## WHAT IS NEEDED:
Lines containing "test" should be pulled from the material below.

◆ ◆ ◆ ◆

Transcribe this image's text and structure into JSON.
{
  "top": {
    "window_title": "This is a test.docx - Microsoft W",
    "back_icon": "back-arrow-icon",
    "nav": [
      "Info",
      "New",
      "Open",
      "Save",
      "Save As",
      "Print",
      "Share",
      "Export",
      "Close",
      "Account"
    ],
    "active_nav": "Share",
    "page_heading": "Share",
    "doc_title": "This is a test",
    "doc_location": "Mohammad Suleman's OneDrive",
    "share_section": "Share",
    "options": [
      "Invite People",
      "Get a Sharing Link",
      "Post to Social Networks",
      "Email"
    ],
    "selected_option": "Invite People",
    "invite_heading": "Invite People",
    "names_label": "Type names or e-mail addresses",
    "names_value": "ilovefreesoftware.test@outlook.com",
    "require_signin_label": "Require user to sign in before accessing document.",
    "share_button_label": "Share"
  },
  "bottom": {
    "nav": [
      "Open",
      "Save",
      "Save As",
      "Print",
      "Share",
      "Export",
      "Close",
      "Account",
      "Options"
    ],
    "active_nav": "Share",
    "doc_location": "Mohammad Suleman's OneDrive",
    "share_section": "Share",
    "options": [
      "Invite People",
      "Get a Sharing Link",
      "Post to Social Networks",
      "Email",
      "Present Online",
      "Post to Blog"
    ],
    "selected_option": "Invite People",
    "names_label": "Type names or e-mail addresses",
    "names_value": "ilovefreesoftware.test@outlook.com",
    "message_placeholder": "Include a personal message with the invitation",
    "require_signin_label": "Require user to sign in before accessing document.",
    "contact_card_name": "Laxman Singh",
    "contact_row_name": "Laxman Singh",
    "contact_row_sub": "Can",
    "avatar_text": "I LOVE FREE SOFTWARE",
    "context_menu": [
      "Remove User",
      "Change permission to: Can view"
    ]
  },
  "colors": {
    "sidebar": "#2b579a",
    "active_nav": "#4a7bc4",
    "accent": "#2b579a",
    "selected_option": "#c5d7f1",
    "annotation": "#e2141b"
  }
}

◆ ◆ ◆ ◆

## SOLUTION TO THIS PROBLEM:
    "window_title": "This is a test.docx - Microsoft W",
    "doc_title": "This is a test",
    "names_value": "ilovefreesoftware.test@outlook.com",
    "names_value": "ilovefreesoftware.test@outlook.com",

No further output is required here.